TASK TO COMPLETE
Write out the entries verbatim and leave the images out of the copy.

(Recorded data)
= = = =
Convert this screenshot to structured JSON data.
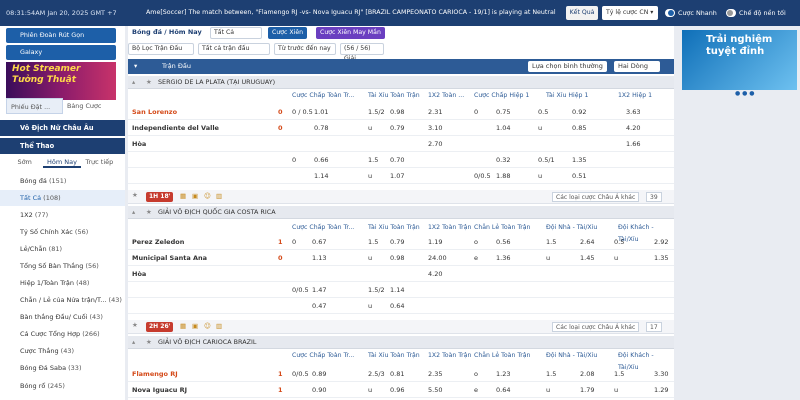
{
  "header": {
    "time": "08:31:54AM Jan 20, 2025 GMT +7",
    "ticker": "Ame[Soccer] The match between, \"Flamengo RJ -vs- Nova Iguacu RJ\" [BRAZIL CAMPEONATO CARIOCA - 19/1] is playing at Neutral",
    "btn_out": "Kết Quả",
    "odds_type": "Tỷ lệ cược CN",
    "quick_bet": "Cược Nhanh",
    "single_mode": "Chế độ nền tối"
  },
  "sidebar": {
    "promo1": "Phiên Đoàn Rút Gọn",
    "promo2": "Galaxy",
    "banner": "Hot Streamer Tưởng Thuật",
    "tab1": "Phiếu Đặt ...",
    "tab2": "Bảng Cược",
    "sec1": "Vô Địch Nữ Châu Âu",
    "sec2": "Thể Thao",
    "sub1": "Sớm",
    "sub2": "Hôm Nay",
    "sub3": "Trực tiếp",
    "items": [
      {
        "label": "Bóng đá",
        "count": "(151)"
      },
      {
        "label": "Tất Cả",
        "count": "(108)"
      },
      {
        "label": "1X2",
        "count": "(77)"
      },
      {
        "label": "Tỷ Số Chính Xác",
        "count": "(56)"
      },
      {
        "label": "Lẻ/Chẵn",
        "count": "(81)"
      },
      {
        "label": "Tổng Số Bàn Thắng",
        "count": "(56)"
      },
      {
        "label": "Hiệp 1/Toàn Trận",
        "count": "(48)"
      },
      {
        "label": "Chẵn / Lẻ của Nửa trận/T...",
        "count": "(43)"
      },
      {
        "label": "Bàn thắng Đầu/ Cuối",
        "count": "(43)"
      },
      {
        "label": "Cá Cược Tổng Hợp",
        "count": "(266)"
      },
      {
        "label": "Cược Thắng",
        "count": "(43)"
      },
      {
        "label": "Bóng Đá Saba",
        "count": "(33)"
      },
      {
        "label": "Bóng rổ",
        "count": "(245)"
      }
    ]
  },
  "main": {
    "breadcrumb": "Bóng đá / Hôm Nay",
    "filter_all": "Tất Cả",
    "btn_parlay": "Cược Xiên",
    "btn_parlay_lucky": "Cược Xiên May Mắn",
    "f1": "Bộ Lọc Trận Đấu",
    "f2": "Tất cả trận đấu",
    "f3": "Từ trước đến nay",
    "f4": "(56 / 56) Giải",
    "match_label": "Trận Đấu",
    "sort": "Lựa chọn bình thường",
    "view": "Hai Dòng",
    "league1": "SERGIO DE LA PLATA (TẠI URUGUAY)",
    "league2": "GIẢI VÔ ĐỊCH QUỐC GIA COSTA RICA",
    "league3": "GIẢI VÔ ĐỊCH CARIOCA BRAZIL",
    "hdr1": [
      "Cược Chấp Toàn Tr...",
      "Tài Xỉu Toàn Trận",
      "1X2 Toàn ...",
      "Cược Chấp Hiệp 1",
      "Tài Xỉu Hiệp 1",
      "1X2 Hiệp 1"
    ],
    "hdr2": [
      "Cược Chấp Toàn Tr...",
      "Tài Xỉu Toàn Trận",
      "1X2 Toàn Trận",
      "Chẵn Lẻ Toàn Trận",
      "Đội Nhà - Tài/Xỉu",
      "Đội Khách - Tài/Xỉu"
    ],
    "m1": {
      "home": "San Lorenzo",
      "away": "Independiente del Valle",
      "draw": "Hòa",
      "hs": "0",
      "as": "0",
      "live": "1H 18'",
      "other": "Các loại cược Châu Á khác",
      "num": "39"
    },
    "m2": {
      "home": "Perez Zeledon",
      "away": "Municipal Santa Ana",
      "draw": "Hòa",
      "hs": "1",
      "as": "0",
      "live": "2H 26'",
      "other": "Các loại cược Châu Á khác",
      "num": "17"
    },
    "m3": {
      "home": "Flamengo RJ",
      "away": "Nova Iguacu RJ",
      "hs": "1",
      "as": "1"
    }
  },
  "r1": [
    [
      "0 / 0.5",
      "1.01",
      "1.5/2",
      "0.98",
      "2.31",
      "0",
      "0.75",
      "0.5",
      "0.92",
      "3.63"
    ],
    [
      "",
      "0.78",
      "u",
      "0.79",
      "3.10",
      "",
      "1.04",
      "u",
      "0.85",
      "4.20"
    ],
    [
      "",
      "",
      "",
      "",
      "2.70",
      "",
      "",
      "",
      "",
      "1.66"
    ],
    [
      "0",
      "0.66",
      "1.5",
      "0.70",
      "",
      "",
      "0.32",
      "0.5/1",
      "1.35",
      ""
    ],
    [
      "",
      "1.14",
      "u",
      "1.07",
      "",
      "0/0.5",
      "1.88",
      "u",
      "0.51",
      ""
    ]
  ],
  "r2": [
    [
      "0",
      "0.67",
      "1.5",
      "0.79",
      "1.19",
      "o",
      "0.56",
      "1.5",
      "2.64",
      "0.5",
      "2.92"
    ],
    [
      "",
      "1.13",
      "u",
      "0.98",
      "24.00",
      "e",
      "1.36",
      "u",
      "1.45",
      "u",
      "1.35"
    ],
    [
      "",
      "",
      "",
      "",
      "4.20",
      "",
      "",
      "",
      "",
      "",
      ""
    ],
    [
      "0/0.5",
      "1.47",
      "1.5/2",
      "1.14",
      "",
      "",
      "",
      "",
      "",
      "",
      ""
    ],
    [
      "",
      "0.47",
      "u",
      "0.64",
      "",
      "",
      "",
      "",
      "",
      "",
      ""
    ]
  ],
  "r3": [
    [
      "0/0.5",
      "0.89",
      "2.5/3",
      "0.81",
      "2.35",
      "o",
      "1.23",
      "1.5",
      "2.08",
      "1.5",
      "3.30"
    ],
    [
      "",
      "0.90",
      "u",
      "0.96",
      "5.50",
      "e",
      "0.64",
      "u",
      "1.79",
      "u",
      "1.29"
    ]
  ],
  "right": {
    "ad": "Trải nghiệm tuyệt đỉnh"
  }
}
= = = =
WRITTEN RESPONSE
Convert this screenshot to structured JSON data.
{
  "header": {
    "time": "08:31:54AM Jan 20, 2025 GMT +7",
    "ticker": "Ame[Soccer] The match between, \"Flamengo RJ -vs- Nova Iguacu RJ\" [BRAZIL CAMPEONATO CARIOCA - 19/1] is playing at Neutral",
    "btn_out": "Kết Quả",
    "odds_type": "Tỷ lệ cược CN",
    "quick_bet": "Cược Nhanh",
    "single_mode": "Chế độ nền tối"
  },
  "sidebar": {
    "promo1": "Phiên Đoàn Rút Gọn",
    "promo2": "Galaxy",
    "banner": "Hot Streamer Tưởng Thuật",
    "tab1": "Phiếu Đặt ...",
    "tab2": "Bảng Cược",
    "sec1": "Vô Địch Nữ Châu Âu",
    "sec2": "Thể Thao",
    "sub1": "Sớm",
    "sub2": "Hôm Nay",
    "sub3": "Trực tiếp",
    "items": [
      {
        "label": "Bóng đá",
        "count": "(151)"
      },
      {
        "label": "Tất Cả",
        "count": "(108)"
      },
      {
        "label": "1X2",
        "count": "(77)"
      },
      {
        "label": "Tỷ Số Chính Xác",
        "count": "(56)"
      },
      {
        "label": "Lẻ/Chẵn",
        "count": "(81)"
      },
      {
        "label": "Tổng Số Bàn Thắng",
        "count": "(56)"
      },
      {
        "label": "Hiệp 1/Toàn Trận",
        "count": "(48)"
      },
      {
        "label": "Chẵn / Lẻ của Nửa trận/T...",
        "count": "(43)"
      },
      {
        "label": "Bàn thắng Đầu/ Cuối",
        "count": "(43)"
      },
      {
        "label": "Cá Cược Tổng Hợp",
        "count": "(266)"
      },
      {
        "label": "Cược Thắng",
        "count": "(43)"
      },
      {
        "label": "Bóng Đá Saba",
        "count": "(33)"
      },
      {
        "label": "Bóng rổ",
        "count": "(245)"
      }
    ]
  },
  "main": {
    "breadcrumb": "Bóng đá / Hôm Nay",
    "filter_all": "Tất Cả",
    "btn_parlay": "Cược Xiên",
    "btn_parlay_lucky": "Cược Xiên May Mắn",
    "f1": "Bộ Lọc Trận Đấu",
    "f2": "Tất cả trận đấu",
    "f3": "Từ trước đến nay",
    "f4": "(56 / 56) Giải",
    "match_label": "Trận Đấu",
    "sort": "Lựa chọn bình thường",
    "view": "Hai Dòng",
    "league1": "SERGIO DE LA PLATA (TẠI URUGUAY)",
    "league2": "GIẢI VÔ ĐỊCH QUỐC GIA COSTA RICA",
    "league3": "GIẢI VÔ ĐỊCH CARIOCA BRAZIL",
    "hdr1": [
      "Cược Chấp Toàn Tr...",
      "Tài Xỉu Toàn Trận",
      "1X2 Toàn ...",
      "Cược Chấp Hiệp 1",
      "Tài Xỉu Hiệp 1",
      "1X2 Hiệp 1"
    ],
    "hdr2": [
      "Cược Chấp Toàn Tr...",
      "Tài Xỉu Toàn Trận",
      "1X2 Toàn Trận",
      "Chẵn Lẻ Toàn Trận",
      "Đội Nhà - Tài/Xỉu",
      "Đội Khách - Tài/Xỉu"
    ],
    "m1": {
      "home": "San Lorenzo",
      "away": "Independiente del Valle",
      "draw": "Hòa",
      "hs": "0",
      "as": "0",
      "live": "1H 18'",
      "other": "Các loại cược Châu Á khác",
      "num": "39"
    },
    "m2": {
      "home": "Perez Zeledon",
      "away": "Municipal Santa Ana",
      "draw": "Hòa",
      "hs": "1",
      "as": "0",
      "live": "2H 26'",
      "other": "Các loại cược Châu Á khác",
      "num": "17"
    },
    "m3": {
      "home": "Flamengo RJ",
      "away": "Nova Iguacu RJ",
      "hs": "1",
      "as": "1"
    }
  },
  "r1": [
    [
      "0 / 0.5",
      "1.01",
      "1.5/2",
      "0.98",
      "2.31",
      "0",
      "0.75",
      "0.5",
      "0.92",
      "3.63"
    ],
    [
      "",
      "0.78",
      "u",
      "0.79",
      "3.10",
      "",
      "1.04",
      "u",
      "0.85",
      "4.20"
    ],
    [
      "",
      "",
      "",
      "",
      "2.70",
      "",
      "",
      "",
      "",
      "1.66"
    ],
    [
      "0",
      "0.66",
      "1.5",
      "0.70",
      "",
      "",
      "0.32",
      "0.5/1",
      "1.35",
      ""
    ],
    [
      "",
      "1.14",
      "u",
      "1.07",
      "",
      "0/0.5",
      "1.88",
      "u",
      "0.51",
      ""
    ]
  ],
  "r2": [
    [
      "0",
      "0.67",
      "1.5",
      "0.79",
      "1.19",
      "o",
      "0.56",
      "1.5",
      "2.64",
      "0.5",
      "2.92"
    ],
    [
      "",
      "1.13",
      "u",
      "0.98",
      "24.00",
      "e",
      "1.36",
      "u",
      "1.45",
      "u",
      "1.35"
    ],
    [
      "",
      "",
      "",
      "",
      "4.20",
      "",
      "",
      "",
      "",
      "",
      ""
    ],
    [
      "0/0.5",
      "1.47",
      "1.5/2",
      "1.14",
      "",
      "",
      "",
      "",
      "",
      "",
      ""
    ],
    [
      "",
      "0.47",
      "u",
      "0.64",
      "",
      "",
      "",
      "",
      "",
      "",
      ""
    ]
  ],
  "r3": [
    [
      "0/0.5",
      "0.89",
      "2.5/3",
      "0.81",
      "2.35",
      "o",
      "1.23",
      "1.5",
      "2.08",
      "1.5",
      "3.30"
    ],
    [
      "",
      "0.90",
      "u",
      "0.96",
      "5.50",
      "e",
      "0.64",
      "u",
      "1.79",
      "u",
      "1.29"
    ]
  ],
  "right": {
    "ad": "Trải nghiệm tuyệt đỉnh"
  }
}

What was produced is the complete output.